LBI Health Department Director Daniel Krupinski did not immediately respond to requests for comment on Friday.
But Krupinski was quoted by Philadelphia public radio station WHYY on Friday as saying the island health department had received “reports of COVID-19 activity among Surf City lifeguards on Saturday, July 18 and Harvey Cedars lifeguards on Sunday, July 19,” after the guards had been together at a pair of “social gatherings” on July 12 and 14, though he did not say where.
Surf City Borough Councilman Peter Hartney said he and other borough officials had also been alerted to the cluster. Hartney said the fact that so many lifeguards at one time had tested positive for the disease was not of particular concern. Rather, Hartney said, “My concern is just the general outbreak of the virus.”
The state’s death toll climbed by 36 on Friday, to a total of 15,765, with the total number of cases rising to 178,345 since the outbreak began in March.
Shore communities that depend on their beaches to anchor the critical summer tourist season say they’ve had trouble recruiting and retaining lifeguards in recent years.

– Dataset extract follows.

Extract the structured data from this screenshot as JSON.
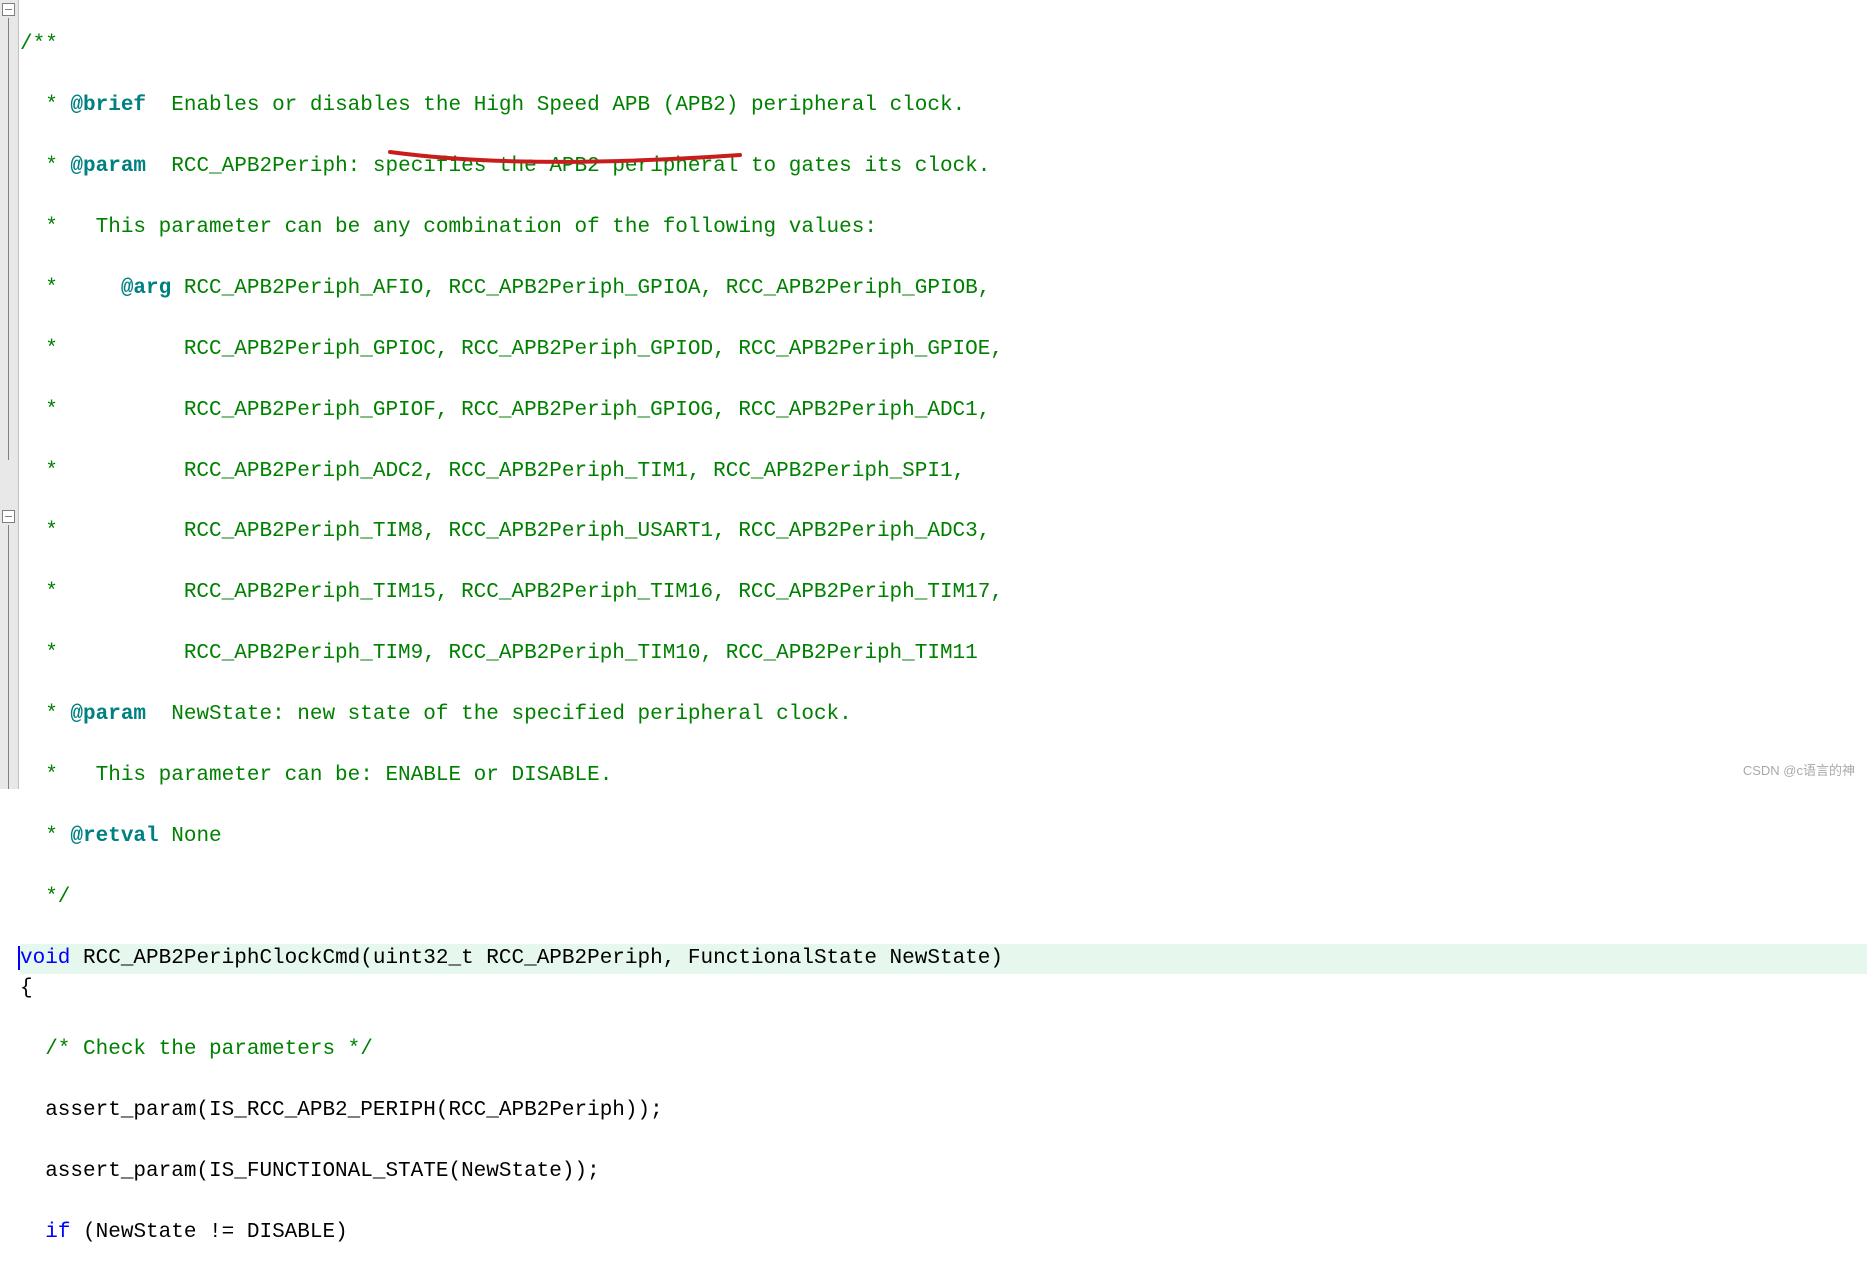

Hartney said he had no idea how the cluster would impact staffing levels or beach openings in Surf City. In Harvey Cedars, Oldham said the borough’s lifeguard captain, Randy Townsend, had assured him that “all of our beaches are fully staffed.”
But Oldham shared Hartney’s concern about the spread of the virus on the narrow barrier island, and urged people not to let their guard down.
“Keep a safe distance and wear a mask,” the mayor said.